WHAT YOU SHOULD DO
What lines below hold the string "that"? Copy them all.

DATA FOR ANALYSIS
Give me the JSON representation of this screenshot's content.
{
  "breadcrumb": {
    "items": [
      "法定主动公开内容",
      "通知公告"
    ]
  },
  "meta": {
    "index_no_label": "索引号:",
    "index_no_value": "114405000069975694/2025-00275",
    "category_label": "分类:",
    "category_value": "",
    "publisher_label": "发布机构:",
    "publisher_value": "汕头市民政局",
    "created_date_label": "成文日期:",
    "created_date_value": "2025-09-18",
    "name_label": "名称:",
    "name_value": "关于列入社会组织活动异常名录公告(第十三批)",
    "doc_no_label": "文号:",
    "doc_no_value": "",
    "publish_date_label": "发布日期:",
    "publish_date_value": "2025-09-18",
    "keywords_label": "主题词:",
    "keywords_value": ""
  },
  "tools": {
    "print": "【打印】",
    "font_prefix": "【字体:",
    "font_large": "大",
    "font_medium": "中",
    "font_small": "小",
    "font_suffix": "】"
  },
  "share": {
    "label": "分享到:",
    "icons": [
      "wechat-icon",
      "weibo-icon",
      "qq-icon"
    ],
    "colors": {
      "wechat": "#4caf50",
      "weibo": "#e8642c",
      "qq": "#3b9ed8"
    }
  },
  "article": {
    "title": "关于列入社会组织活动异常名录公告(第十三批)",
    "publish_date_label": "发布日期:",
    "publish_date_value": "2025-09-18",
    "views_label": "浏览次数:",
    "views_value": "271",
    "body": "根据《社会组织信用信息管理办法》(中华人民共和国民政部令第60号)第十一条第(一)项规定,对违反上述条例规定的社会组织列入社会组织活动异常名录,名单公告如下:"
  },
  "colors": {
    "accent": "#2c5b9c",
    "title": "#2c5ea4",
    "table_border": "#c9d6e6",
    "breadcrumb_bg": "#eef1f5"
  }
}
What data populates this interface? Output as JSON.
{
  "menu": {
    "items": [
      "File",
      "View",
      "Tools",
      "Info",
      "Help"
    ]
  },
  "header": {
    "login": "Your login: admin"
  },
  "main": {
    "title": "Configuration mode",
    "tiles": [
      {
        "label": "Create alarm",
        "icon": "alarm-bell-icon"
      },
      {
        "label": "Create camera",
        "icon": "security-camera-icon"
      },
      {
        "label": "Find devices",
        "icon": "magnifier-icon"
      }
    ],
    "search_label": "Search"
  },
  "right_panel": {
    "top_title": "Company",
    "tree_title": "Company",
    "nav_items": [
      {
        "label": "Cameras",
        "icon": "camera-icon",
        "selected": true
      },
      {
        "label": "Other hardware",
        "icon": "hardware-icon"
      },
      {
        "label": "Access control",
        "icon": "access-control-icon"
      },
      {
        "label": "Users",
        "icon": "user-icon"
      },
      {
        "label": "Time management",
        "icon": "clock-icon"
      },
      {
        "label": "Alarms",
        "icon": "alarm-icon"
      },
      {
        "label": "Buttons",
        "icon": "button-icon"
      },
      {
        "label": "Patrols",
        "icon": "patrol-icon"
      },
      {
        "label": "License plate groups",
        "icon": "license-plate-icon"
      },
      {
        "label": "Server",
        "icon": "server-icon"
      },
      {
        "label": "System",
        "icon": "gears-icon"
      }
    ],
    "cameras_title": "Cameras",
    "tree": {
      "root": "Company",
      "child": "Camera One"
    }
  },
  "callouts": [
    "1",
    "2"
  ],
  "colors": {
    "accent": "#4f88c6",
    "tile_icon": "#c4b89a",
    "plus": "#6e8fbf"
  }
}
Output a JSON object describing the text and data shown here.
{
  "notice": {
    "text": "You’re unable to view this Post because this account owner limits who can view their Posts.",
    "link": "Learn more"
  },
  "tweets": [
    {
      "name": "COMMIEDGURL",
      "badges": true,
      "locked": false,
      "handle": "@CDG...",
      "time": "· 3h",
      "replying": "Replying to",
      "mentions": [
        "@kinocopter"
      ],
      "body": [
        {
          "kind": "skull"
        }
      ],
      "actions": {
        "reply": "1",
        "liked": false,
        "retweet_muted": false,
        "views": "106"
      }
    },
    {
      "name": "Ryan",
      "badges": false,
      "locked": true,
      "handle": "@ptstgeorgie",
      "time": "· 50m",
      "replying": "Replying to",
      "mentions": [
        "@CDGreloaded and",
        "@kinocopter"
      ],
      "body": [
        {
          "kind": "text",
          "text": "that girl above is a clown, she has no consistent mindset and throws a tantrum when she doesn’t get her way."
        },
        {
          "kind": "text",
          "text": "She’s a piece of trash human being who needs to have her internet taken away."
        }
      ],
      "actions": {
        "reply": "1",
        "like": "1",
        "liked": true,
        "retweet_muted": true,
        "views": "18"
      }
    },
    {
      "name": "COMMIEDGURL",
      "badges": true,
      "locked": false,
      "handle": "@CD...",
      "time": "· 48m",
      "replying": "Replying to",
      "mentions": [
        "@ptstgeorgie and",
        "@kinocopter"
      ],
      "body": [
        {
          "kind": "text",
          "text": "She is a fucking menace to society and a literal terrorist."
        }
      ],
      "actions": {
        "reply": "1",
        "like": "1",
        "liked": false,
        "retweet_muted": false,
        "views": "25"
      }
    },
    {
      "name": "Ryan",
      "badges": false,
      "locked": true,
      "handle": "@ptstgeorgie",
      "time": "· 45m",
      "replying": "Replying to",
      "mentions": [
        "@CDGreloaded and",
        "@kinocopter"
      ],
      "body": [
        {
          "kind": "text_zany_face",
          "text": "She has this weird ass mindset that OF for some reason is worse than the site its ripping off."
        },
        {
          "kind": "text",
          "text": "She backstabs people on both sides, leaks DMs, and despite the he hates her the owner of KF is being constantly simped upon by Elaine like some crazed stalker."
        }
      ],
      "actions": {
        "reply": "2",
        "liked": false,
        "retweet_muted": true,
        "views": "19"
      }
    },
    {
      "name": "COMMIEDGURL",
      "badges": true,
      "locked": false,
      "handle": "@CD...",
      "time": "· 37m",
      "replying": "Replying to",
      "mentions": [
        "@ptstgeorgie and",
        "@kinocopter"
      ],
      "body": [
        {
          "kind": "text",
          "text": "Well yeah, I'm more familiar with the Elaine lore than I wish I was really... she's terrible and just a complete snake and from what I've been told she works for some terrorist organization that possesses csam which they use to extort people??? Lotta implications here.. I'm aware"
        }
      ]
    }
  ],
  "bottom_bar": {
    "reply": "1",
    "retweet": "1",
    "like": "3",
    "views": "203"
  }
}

WRITTEN REPLY
          "text": "that girl above is a clown, she has no consistent mindset and throws a tantrum when she doesn’t get her way."
          "text": "She has this weird ass mindset that OF for some reason is worse than the site its ripping off."
          "text": "Well yeah, I'm more familiar with the Elaine lore than I wish I was really... she's terrible and just a complete snake and from what I've been told she works for some terrorist organization that possesses csam which they use to extort people??? Lotta implications here.. I'm aware"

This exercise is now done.